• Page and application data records
◇ ◇ ◇

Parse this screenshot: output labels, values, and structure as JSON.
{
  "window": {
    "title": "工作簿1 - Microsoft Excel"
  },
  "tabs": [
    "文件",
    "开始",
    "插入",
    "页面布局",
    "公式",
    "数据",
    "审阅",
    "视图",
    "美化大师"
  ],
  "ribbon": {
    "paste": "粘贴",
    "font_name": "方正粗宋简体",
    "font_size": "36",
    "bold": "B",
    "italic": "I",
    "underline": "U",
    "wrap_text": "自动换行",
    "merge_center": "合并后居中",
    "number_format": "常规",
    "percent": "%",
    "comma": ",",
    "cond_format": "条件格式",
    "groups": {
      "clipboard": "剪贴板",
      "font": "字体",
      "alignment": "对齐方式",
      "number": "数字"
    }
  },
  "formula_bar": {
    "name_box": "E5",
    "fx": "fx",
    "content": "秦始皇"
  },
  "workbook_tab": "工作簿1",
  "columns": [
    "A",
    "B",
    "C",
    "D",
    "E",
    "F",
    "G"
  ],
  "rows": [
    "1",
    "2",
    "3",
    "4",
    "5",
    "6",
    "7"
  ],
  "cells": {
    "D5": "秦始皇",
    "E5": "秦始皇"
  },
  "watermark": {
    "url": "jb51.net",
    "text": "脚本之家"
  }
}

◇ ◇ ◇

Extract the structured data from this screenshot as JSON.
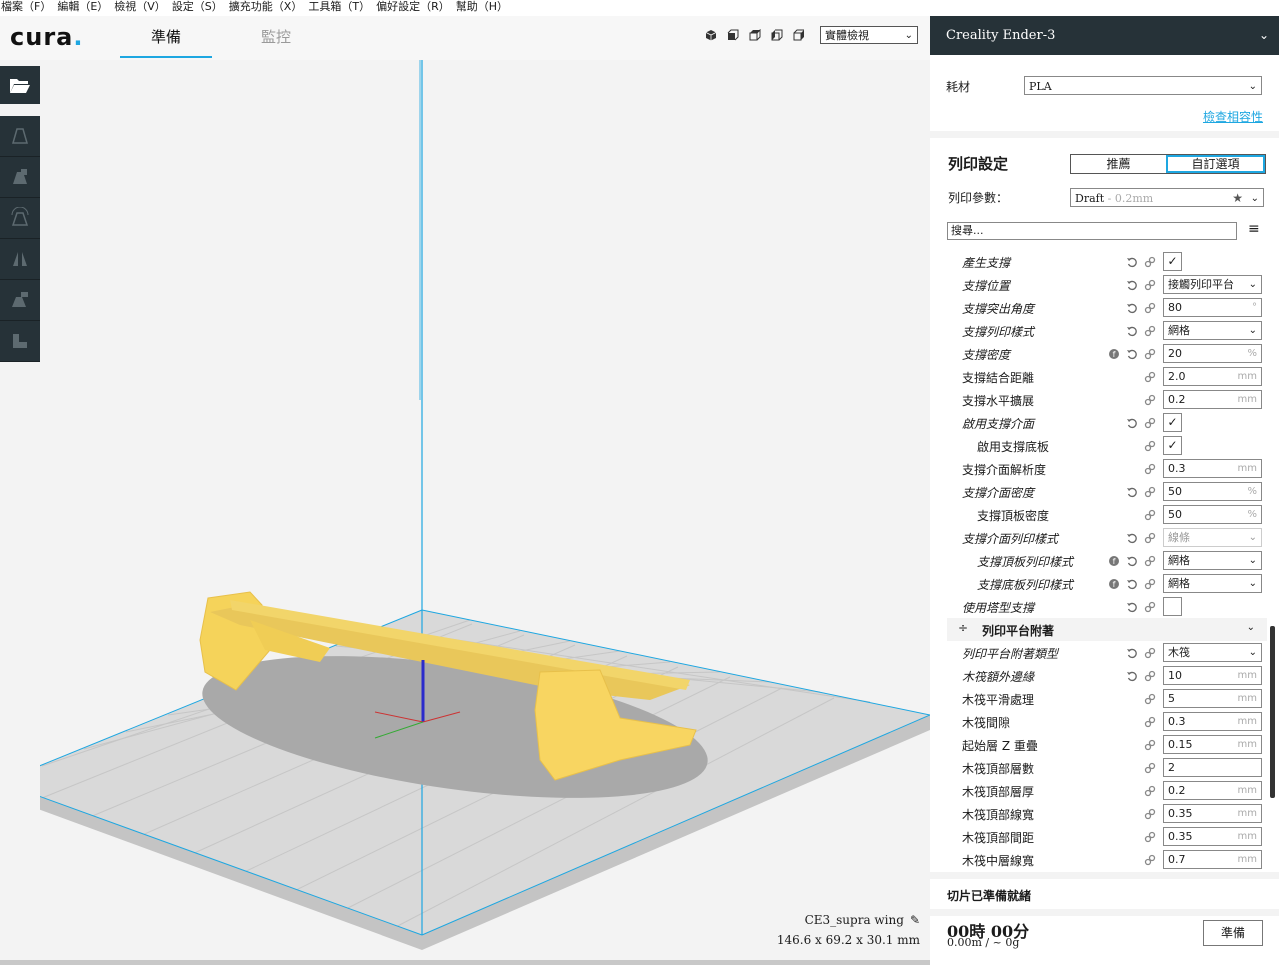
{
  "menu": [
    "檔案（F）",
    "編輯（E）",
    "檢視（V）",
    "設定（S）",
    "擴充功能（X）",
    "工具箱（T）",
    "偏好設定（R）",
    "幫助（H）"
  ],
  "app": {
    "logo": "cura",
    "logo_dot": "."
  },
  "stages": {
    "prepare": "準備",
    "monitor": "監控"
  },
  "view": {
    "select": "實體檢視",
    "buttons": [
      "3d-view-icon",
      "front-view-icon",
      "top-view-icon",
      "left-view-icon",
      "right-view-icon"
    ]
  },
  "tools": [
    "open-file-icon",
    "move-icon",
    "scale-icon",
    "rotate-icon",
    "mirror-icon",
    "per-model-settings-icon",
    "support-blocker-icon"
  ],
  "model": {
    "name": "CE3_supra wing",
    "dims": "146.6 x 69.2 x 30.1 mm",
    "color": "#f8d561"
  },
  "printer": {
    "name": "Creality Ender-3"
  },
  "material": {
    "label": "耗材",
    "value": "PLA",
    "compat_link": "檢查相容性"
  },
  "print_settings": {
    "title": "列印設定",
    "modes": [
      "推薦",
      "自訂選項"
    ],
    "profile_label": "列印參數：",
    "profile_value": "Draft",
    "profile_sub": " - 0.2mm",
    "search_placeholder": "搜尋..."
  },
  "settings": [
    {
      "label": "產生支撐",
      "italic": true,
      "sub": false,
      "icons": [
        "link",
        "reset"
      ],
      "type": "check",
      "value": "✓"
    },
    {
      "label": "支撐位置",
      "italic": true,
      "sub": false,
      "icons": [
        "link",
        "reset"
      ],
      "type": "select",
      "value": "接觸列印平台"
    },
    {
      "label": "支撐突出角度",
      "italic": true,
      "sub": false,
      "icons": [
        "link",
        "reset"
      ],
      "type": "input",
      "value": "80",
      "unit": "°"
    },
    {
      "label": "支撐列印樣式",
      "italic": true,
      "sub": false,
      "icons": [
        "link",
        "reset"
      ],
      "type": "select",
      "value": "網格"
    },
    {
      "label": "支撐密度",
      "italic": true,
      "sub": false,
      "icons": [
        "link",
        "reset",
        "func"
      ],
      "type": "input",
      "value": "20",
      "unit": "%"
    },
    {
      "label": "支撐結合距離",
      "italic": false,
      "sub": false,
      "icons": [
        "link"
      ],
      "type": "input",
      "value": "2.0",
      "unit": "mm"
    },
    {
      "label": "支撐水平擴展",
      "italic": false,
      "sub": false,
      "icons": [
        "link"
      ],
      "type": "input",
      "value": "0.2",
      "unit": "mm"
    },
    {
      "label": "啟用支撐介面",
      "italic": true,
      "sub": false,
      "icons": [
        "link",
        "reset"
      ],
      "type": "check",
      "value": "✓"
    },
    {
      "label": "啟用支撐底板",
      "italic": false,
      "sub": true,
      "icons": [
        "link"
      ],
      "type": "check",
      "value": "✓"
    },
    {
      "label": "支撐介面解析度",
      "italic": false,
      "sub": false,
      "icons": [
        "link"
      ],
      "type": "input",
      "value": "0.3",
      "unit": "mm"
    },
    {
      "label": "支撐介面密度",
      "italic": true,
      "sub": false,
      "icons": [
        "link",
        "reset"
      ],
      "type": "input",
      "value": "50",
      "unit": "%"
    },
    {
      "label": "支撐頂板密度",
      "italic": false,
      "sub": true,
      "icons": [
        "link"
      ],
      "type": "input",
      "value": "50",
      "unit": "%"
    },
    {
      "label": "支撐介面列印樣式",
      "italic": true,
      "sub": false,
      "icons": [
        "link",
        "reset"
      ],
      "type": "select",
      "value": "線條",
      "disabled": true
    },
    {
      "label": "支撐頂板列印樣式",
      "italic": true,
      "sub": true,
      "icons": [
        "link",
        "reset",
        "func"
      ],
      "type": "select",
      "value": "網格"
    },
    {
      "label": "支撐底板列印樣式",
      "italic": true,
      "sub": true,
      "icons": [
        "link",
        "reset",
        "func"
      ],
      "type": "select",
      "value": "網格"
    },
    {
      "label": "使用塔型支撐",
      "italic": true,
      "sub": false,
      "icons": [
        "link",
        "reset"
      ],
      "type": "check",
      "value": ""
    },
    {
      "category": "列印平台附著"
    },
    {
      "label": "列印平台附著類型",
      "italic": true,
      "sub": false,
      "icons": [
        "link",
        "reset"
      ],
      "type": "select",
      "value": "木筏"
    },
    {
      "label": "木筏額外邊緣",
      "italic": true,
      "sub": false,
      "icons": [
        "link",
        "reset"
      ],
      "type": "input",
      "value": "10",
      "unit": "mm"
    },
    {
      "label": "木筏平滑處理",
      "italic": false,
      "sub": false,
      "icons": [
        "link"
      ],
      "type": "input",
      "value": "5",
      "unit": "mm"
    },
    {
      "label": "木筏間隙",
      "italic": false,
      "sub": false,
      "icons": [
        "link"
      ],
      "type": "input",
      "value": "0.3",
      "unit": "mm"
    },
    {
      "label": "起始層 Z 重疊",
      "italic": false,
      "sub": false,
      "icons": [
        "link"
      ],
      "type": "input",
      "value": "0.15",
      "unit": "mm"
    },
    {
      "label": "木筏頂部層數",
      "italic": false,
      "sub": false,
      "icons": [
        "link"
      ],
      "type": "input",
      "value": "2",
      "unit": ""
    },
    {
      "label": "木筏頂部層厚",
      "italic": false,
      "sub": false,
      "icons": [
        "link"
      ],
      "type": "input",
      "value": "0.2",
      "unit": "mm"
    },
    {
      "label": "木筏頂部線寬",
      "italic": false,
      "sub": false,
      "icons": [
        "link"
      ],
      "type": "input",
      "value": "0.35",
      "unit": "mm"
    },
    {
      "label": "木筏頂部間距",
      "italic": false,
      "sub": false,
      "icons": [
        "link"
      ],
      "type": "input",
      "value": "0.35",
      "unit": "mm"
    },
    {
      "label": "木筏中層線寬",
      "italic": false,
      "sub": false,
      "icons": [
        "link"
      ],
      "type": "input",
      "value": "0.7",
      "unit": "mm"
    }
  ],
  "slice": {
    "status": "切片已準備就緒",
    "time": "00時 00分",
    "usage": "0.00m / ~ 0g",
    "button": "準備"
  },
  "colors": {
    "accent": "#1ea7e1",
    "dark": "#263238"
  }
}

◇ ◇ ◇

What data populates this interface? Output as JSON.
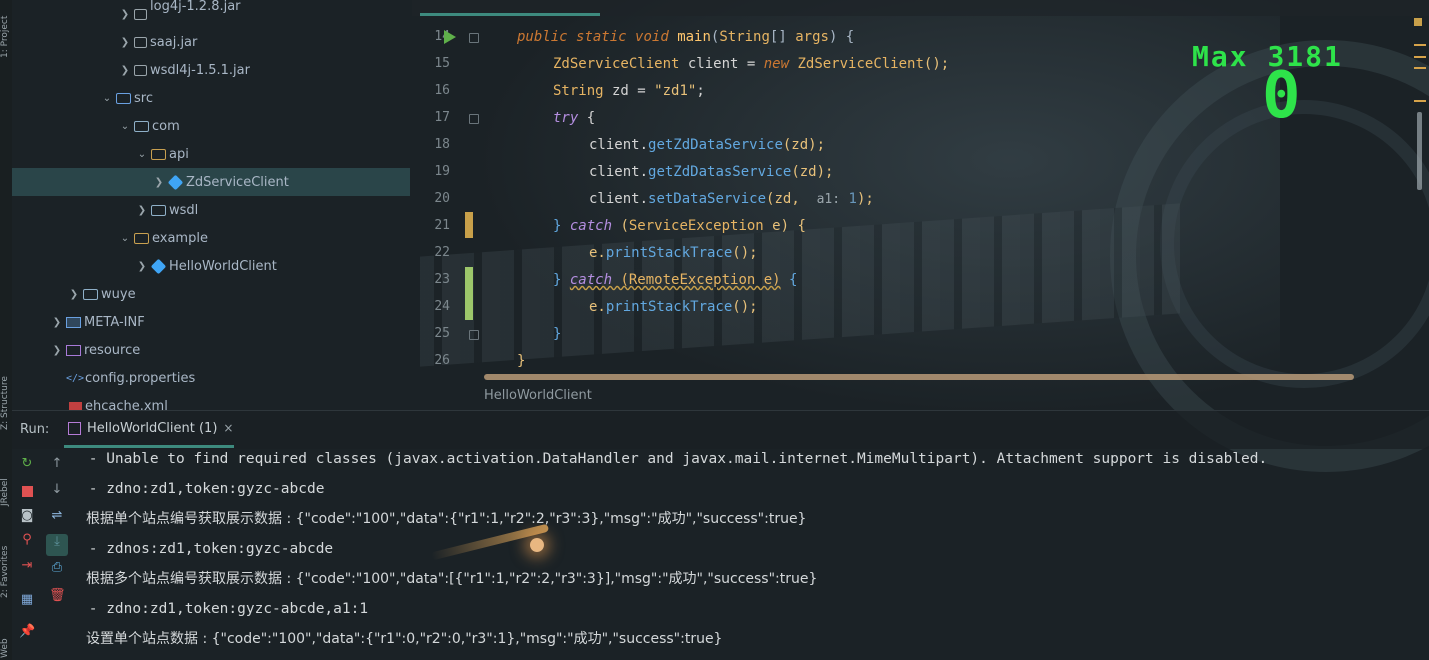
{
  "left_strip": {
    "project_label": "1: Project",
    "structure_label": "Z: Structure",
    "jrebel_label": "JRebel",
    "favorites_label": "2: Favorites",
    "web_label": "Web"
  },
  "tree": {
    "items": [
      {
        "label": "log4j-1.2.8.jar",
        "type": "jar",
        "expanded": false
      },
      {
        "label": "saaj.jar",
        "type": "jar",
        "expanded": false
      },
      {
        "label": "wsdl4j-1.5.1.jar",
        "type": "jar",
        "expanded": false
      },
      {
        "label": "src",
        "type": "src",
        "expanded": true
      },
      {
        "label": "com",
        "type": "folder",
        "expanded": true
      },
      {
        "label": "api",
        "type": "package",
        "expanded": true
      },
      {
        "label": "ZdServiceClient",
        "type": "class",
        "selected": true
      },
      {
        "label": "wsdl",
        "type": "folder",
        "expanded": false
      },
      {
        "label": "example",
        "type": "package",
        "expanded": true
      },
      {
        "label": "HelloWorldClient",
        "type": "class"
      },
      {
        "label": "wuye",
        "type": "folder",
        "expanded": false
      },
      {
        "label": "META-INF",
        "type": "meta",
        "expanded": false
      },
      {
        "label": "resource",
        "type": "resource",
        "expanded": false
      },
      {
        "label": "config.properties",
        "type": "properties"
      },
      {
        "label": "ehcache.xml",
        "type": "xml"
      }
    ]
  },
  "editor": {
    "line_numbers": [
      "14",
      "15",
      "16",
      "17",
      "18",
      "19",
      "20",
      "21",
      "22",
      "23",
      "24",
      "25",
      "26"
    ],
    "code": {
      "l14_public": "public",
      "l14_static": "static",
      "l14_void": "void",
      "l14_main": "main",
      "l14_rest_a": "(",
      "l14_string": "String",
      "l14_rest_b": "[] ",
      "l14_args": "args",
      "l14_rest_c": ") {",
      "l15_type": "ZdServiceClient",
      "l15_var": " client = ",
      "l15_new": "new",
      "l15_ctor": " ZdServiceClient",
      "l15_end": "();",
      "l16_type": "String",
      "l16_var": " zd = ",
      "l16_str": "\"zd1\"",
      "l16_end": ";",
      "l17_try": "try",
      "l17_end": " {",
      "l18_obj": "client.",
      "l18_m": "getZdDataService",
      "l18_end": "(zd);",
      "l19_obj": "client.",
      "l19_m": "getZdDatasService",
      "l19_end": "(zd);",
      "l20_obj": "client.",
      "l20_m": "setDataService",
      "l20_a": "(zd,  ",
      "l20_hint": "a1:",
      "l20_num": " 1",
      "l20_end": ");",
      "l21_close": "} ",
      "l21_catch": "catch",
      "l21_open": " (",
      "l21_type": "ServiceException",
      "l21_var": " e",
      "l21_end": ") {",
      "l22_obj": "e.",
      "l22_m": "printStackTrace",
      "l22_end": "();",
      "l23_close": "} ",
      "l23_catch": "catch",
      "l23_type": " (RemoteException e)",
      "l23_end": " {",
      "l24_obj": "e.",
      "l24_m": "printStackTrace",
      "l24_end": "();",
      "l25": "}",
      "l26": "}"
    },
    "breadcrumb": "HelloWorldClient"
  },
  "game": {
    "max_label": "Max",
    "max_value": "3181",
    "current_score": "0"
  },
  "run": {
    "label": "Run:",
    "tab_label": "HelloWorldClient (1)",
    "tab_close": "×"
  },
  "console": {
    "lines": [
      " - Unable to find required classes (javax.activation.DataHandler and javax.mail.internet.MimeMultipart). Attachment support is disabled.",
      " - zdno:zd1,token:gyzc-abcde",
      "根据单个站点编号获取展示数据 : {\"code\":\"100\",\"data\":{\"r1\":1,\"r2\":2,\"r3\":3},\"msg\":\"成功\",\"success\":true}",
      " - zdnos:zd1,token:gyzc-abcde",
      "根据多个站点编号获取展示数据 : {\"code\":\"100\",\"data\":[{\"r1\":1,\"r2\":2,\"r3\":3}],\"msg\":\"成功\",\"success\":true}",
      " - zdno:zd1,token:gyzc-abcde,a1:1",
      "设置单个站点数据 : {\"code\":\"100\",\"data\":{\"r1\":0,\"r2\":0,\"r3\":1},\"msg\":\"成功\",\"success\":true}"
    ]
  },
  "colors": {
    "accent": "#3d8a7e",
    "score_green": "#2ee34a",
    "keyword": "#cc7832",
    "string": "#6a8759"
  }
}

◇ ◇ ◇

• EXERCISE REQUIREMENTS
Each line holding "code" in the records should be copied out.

• TASK ANSWER
    "code": {
      "根据单个站点编号获取展示数据 : {\"code\":\"100\",\"data\":{\"r1\":1,\"r2\":2,\"r3\":3},\"msg\":\"成功\",\"success\":true}",
      "根据多个站点编号获取展示数据 : {\"code\":\"100\",\"data\":[{\"r1\":1,\"r2\":2,\"r3\":3}],\"msg\":\"成功\",\"success\":true}",
      "设置单个站点数据 : {\"code\":\"100\",\"data\":{\"r1\":0,\"r2\":0,\"r3\":1},\"msg\":\"成功\",\"success\":true}"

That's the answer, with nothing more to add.